I was fortunate enough to meet the Dalai Lama as a Freshman in college. What a waste that was. Likely a once-in-a-lifetime opportunity was wasted on a 17-year-old who was nowhere near in thought to mindfulness, elevated planes of consciousness, and probably thought of the tenants of Buddhism as rubbing a fat statue’s belly.
Twelve years and 3,000 miles later, I would give my crown chakra to meet him again and ask about the ancient practice of mindfulness. While the practice has expanded from its ancient Buddhist roots to more mainstream psychotherapeutic applications, I would have loved to go straight to the source on this one. After all, have you ever seen anyone that is happier than the Dalai Lama?
According to the American Psychological Association (APA), one of the accrediting bodies for our psychology programs, the benefits of mindfulness extend well beyond emotional intelligence. “Among its theorized benefits are self-control, objectivity, increased tolerance, enhanced flexibility, equanimity, improved concentration, and mental clarity, and the ability to relate to others and one's self with kindness, acceptance, and compassion,” wrote APA-authors Daphne M. Davis, PhD, and Jeffrey A. Hayes, PhD.
I was recently introduced to the psychological impact of mindfulness through a California School of Professional Psychology webinar. Before that, I asked myself how effective this practice could be, and why it was of such importance to our professors. As it turns out, teaching future psychologists about mindfulness can make them far more effective practitioners.
A study conducted in 2007 shows that, after nine weeks of treatment, clients of trainees who practiced mindfulness and Zen meditation showed greater reductions in overall symptoms, faster rates of change, scored higher on measures of well-being and perceived their treatment to be more effective than clients of nonmeditating trainees. Shining light on the idea that at Alliant, we really are bettering ourselves — in more ways than one— in order to better the world.
Further empirical evidence shows that mindfulness promotes empathy, improves counseling skills, and even increases patience in therapists. While the efficacy of mindfulness is plain to see in therapy— so much so that it is a tenant of CSPP’s integrated psychology emphasis area in the Clinical Psychology PsyD Degree Program — it extends beyond therapy and into the workplace.

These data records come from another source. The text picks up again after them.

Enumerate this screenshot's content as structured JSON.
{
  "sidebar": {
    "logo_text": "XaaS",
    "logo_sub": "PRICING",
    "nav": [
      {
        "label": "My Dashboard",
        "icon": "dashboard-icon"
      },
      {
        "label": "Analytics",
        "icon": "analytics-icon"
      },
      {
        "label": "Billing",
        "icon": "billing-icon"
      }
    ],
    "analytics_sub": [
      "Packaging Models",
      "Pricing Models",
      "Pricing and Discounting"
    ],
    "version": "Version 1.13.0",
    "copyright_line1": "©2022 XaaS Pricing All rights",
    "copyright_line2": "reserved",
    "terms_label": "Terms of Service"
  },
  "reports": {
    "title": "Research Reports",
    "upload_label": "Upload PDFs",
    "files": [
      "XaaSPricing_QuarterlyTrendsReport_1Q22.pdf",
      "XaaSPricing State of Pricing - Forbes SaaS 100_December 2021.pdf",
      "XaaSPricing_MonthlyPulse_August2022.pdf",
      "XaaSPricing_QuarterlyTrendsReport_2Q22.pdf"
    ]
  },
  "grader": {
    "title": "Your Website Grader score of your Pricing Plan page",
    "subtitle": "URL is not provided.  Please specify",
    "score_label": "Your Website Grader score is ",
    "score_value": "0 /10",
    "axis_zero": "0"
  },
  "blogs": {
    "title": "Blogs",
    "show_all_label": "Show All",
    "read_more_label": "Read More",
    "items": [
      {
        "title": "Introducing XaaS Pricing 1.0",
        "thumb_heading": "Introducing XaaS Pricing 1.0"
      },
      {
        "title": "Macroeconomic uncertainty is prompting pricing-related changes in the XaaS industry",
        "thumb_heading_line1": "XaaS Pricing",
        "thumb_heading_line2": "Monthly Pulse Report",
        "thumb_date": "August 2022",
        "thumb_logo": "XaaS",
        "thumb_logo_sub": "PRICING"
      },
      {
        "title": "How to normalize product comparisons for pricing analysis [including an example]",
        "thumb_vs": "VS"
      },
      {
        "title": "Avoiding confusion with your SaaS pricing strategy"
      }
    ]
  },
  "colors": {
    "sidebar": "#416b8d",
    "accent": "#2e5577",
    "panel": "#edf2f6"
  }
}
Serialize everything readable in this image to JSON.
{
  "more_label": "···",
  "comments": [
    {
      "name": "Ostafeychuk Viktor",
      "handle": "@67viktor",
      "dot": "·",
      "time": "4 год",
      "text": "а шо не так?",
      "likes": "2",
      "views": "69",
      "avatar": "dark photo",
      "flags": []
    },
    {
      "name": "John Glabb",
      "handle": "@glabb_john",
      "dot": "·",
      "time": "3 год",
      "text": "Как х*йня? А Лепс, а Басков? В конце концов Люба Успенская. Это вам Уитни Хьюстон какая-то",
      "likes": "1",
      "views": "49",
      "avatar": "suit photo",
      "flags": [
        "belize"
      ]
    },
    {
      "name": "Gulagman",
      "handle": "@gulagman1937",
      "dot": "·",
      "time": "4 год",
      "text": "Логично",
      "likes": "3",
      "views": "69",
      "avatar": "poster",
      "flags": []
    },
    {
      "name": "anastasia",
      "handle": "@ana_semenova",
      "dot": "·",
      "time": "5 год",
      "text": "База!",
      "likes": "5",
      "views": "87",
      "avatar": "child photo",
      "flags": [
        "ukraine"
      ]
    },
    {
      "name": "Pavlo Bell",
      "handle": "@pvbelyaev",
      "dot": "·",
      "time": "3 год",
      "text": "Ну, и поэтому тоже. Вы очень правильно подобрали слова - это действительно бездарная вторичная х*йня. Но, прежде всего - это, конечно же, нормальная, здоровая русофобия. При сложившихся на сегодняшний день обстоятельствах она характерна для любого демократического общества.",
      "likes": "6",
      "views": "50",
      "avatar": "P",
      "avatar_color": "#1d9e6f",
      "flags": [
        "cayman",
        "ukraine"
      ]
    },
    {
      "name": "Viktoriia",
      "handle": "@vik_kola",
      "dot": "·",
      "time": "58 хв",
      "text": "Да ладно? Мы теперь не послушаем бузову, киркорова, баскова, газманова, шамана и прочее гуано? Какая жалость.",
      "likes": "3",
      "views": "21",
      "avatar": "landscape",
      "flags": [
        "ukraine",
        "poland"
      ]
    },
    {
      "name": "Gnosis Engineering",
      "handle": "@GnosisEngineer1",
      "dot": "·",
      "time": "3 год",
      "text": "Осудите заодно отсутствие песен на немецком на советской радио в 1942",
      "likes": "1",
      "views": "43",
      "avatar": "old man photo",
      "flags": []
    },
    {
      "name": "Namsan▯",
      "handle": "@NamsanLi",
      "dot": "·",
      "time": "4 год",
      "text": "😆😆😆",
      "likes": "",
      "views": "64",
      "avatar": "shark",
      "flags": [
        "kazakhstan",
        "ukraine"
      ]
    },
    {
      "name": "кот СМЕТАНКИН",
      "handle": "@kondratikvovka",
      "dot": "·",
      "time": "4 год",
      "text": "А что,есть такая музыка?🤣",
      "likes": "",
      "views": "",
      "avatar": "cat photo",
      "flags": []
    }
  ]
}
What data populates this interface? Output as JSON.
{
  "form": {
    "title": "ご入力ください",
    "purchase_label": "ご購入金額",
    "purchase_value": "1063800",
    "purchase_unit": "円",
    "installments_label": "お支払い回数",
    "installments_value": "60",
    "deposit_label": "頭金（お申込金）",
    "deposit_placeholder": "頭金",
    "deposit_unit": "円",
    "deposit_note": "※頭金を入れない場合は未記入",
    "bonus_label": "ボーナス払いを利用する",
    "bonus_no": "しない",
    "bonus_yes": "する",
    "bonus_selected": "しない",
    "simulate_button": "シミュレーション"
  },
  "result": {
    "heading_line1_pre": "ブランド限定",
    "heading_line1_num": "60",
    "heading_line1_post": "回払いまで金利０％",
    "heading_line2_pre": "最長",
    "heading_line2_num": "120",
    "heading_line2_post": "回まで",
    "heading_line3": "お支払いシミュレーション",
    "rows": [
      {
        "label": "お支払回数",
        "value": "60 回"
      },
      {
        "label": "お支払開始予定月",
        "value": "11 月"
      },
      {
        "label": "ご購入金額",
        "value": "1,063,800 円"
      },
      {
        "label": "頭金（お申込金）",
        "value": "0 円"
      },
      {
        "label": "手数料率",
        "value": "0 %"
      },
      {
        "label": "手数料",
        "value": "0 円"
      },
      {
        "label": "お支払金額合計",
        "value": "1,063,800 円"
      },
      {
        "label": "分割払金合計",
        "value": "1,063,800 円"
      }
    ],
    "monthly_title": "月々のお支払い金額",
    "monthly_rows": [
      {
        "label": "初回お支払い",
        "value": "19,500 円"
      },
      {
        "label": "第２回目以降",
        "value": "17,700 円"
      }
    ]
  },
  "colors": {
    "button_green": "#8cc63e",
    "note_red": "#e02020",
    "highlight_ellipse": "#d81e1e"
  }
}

Last week, our organizational psychology program hosted a speaker series event titled Exploring Mindfulness to Improve Your Work, Life, and Relationships, featuring doctoral candidate Sarah Maxwell. Sarah introduced participants to key elements of mindfulness, engaged them in some experiential activities to sample some of those elements, and spoke about the increasing attention to mindfulness practices and their benefits in organizations.
I asked Bernardo Ferdman, Ph.D., Distinguished Professor in the Organizational Psychology Program, to tell me why mindfulness has been receiving more attention from organizational psychologists recently. “Mindfulness can help us pay closer attention to our experience and to what is happening around us, and so prepare us to be more effective in interacting with others and in achieving our goals. There is more and more evidence about the benefits of mindfulness practices for many work- and life-related outcomes, including managing stress. Sarah Maxwell’s dissertation research on mindfulness, along with the growing body of work in the field, will help us learn more about these benefits and find ways to translate them into practice. In our program, we are eager to support students in learning how to apply this type of knowledge,” Ferdman said.
When I moved back to California, I couldn’t understand why everyone was obsessed with yoga, after all, San Diego has one of the largest concentrations of yoga studios in the nation. And when I joined the Alliant family and started hearing the word mindfulness over and over again, I didn’t understand our professors’ obsession with it. A few documentaries, a book or two, and a couple webinars helped me tie it all together. I now understand why so many people are obsessed with meditation and yoga. And I now understand why psychologists are obsessed with mindfulness.